Otto family

Ken Hill, son of Otto and Opal Hill, and his family

The following story reinforces three secrets of philanthropy for many Americans: frugality, consistency and generosity. It also demonstrates how the Hill family used trusts to fulfill family goals and strengthen communities.

The Hill family emigrated from Germany in 1884. A family of four upon arrival, they quickly grew to a family of 12! As attending college wasn’t as common at that time as it is today, Otto, the youngest of 10 children, was the only one to graduate from college. After receiving his Ph.D. in agricultural chemistry, he returned to and worked for WSC (now WSU) where he met his wife, Opal. They married in 1936. After 11 more years in Pullman, they moved to Seattle, where their two boys were born.

While Otto never earned more than $10,000 a year, (perhaps around $70,000 today), the lessons on frugality he learned from his immigrant parents allowed the family to have their own home and live comfortably. Aided by his interest in the stock market, slowly but surely he learned to invest, and over the years their nest egg grew.

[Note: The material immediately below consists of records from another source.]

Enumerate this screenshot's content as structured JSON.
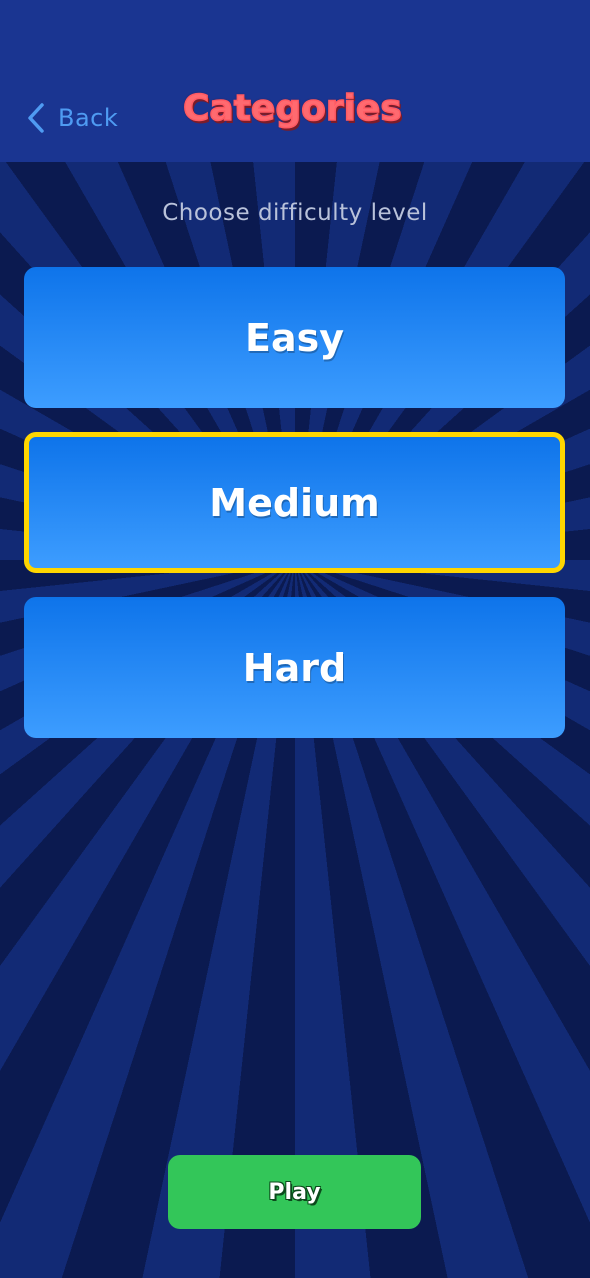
{
  "header": {
    "back_label": "Back",
    "back_icon": "chevron-left-icon",
    "title": "Categories"
  },
  "main": {
    "subtitle": "Choose difficulty level",
    "options": [
      {
        "label": "Easy",
        "selected": false
      },
      {
        "label": "Medium",
        "selected": true
      },
      {
        "label": "Hard",
        "selected": false
      }
    ],
    "play_label": "Play"
  },
  "colors": {
    "header_bg": "#1a3591",
    "background_ray_dark": "#0b1a50",
    "background_ray_light": "#122a75",
    "back_accent": "#4f9bf2",
    "title": "#ff6a70",
    "option_gradient_top": "#0e74ea",
    "option_gradient_bottom": "#3d9dff",
    "selected_border": "#ffd600",
    "play_button": "#33c659"
  }
}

The elder son, Ken, became a teacher, and in 1965 the younger son, Richard, enlisted in the Army. Like so many young men of that era, Richard returned home with emotional and psychological scars from which he never fully recovered. He would need financial help throughout his life. To ensure the family would be cared for, Otto and his wife established three trusts: a family trust, a living trust and a special needs trust. The first two were to provide for Otto’s wife when he passed, and the third ensured that Richard’s difficult life was made easier and his needs were met.

If governmental assistance such as VA support is involved, a special needs trust can be administered to ensure that the governmental assistance continues. Charitable trusts can be very flexible in their construction to meet specific needs as well as cover multiple beneficiaries. They bypass an upfront capital gains tax if funded with long-term appreciated assets such as stocks.

After Richard’s death in 2019, the proceeds of the special needs trust—grown to $750,000 over the years—went to charities benefiting Otto and Opal’s alma maters as well as several social service groups, including Northwest Harvest. Otto, at one time, was named an alumnus of the year at WSU.

Setting up charitable trusts to ensure your family needs are met, then providing the residue to charities after the trust parameters have been met, may help families like Otto’s see significant tax savings while meeting personal and philanthropic goals.

If, as you begin to think about estate planning, you want to learn more about the basics of different types of charitable trusts, please contact Anne S. Knapp at 206.390.6094 or anneK@northwestharvest.org.